By the end—long before the end, really—Kobe was dominating the virtual conversation. There was nothing new or interesting to say about the Dubs, only acknowledgement of their historic excellence, which was both right and entirely uninteresting. They are an amazing team, maybe the best ever if they keep this up over the next two months, but unless you’re so enamored of efficiency and the elevation of onanistic Silicon Valley #disruption in the realm of professional sports, I don’t know what was compelling about that game. The Warriors win. That’s what they do. If you genuinely love the Warriors, I hope you watched it and savored it.
The rest of us, if you’ll pardon the melodrama, were immersed in a messy, glorious celebration of life itself.

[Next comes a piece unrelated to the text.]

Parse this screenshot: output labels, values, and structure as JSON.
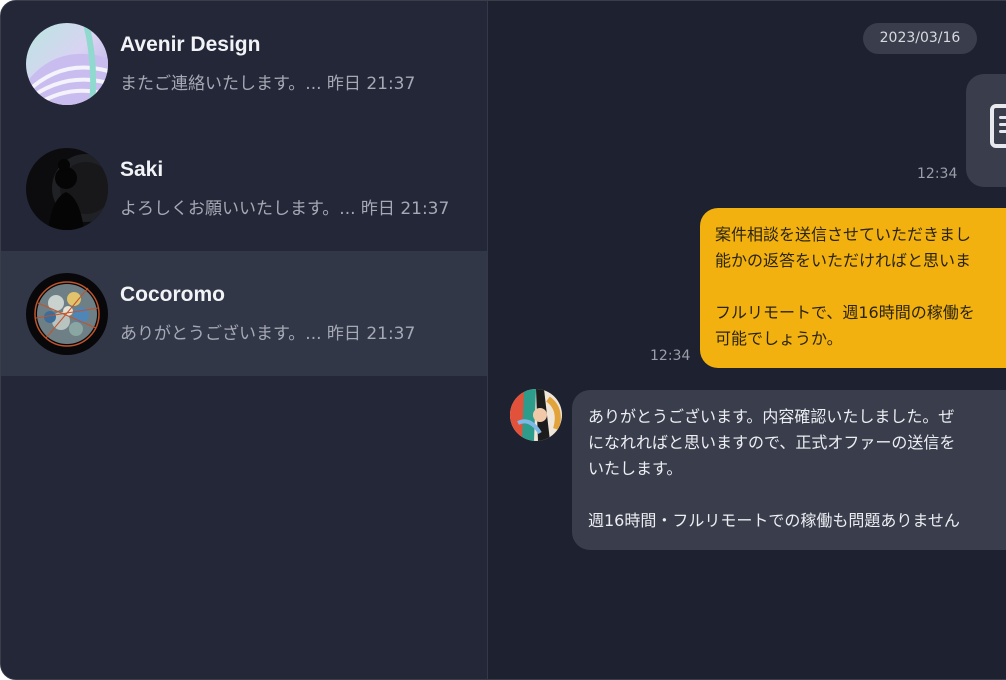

Ridiculous, right? I know. I was tired when I was watching, and I’m tired now. Maybe I wouldn’t have felt so much about a talented millionaire sociopath’s last game if I’d gotten more sleep. But I don’t think it would matter. At various points in my adult life, I have actively loved and actively hated Kobe Bryant; this possibly says more about me than it does him, but whatever. I’m largely ambiguous about him now, appreciating him mostly for what a compelling weirdo he is. To say I was “rooting” for him last night would be to miss the point.
But boy, was I rooting for the moment. And that moment had damn near everything. Athletic greatness, yes, the reason Kobe matters in the first place, but so much more. Hubris, arrogance, frailty, humility, ambition, resilience. Blindness to reality, a refusal to submit. Honesty, and, with that ultimately scripted mic drop, a cynical bit of marketing to boot. And that was just Kobe, just the basketball player, on the court.
The rest, well, that’s why I couldn’t stop thinking about his teammates, so many of whom we think of largely in relation to Kobe himself. What an array: Goofballs and addicts and petty giants and immature kids and a bunch of other random dudes who were just happy to be along for the ride. Guys whose names he might barely have remembered, guys he slandered or abused in a thousand practice matchups, guys he otherwise ignored. And in the moment, that moment, they beamed, because what a thing to be a part of. Whether they loved Kobe or hated his guts was beside the point, just as it was for a lot of us watching at home. This was a moment, messy and ugly and stupid and hilarious but ultimately, undeniably compelling.
What else is life? What other reason is there to watch grown men run and jump and throw a ball through a hoop?
Photos by Atiba Jefferson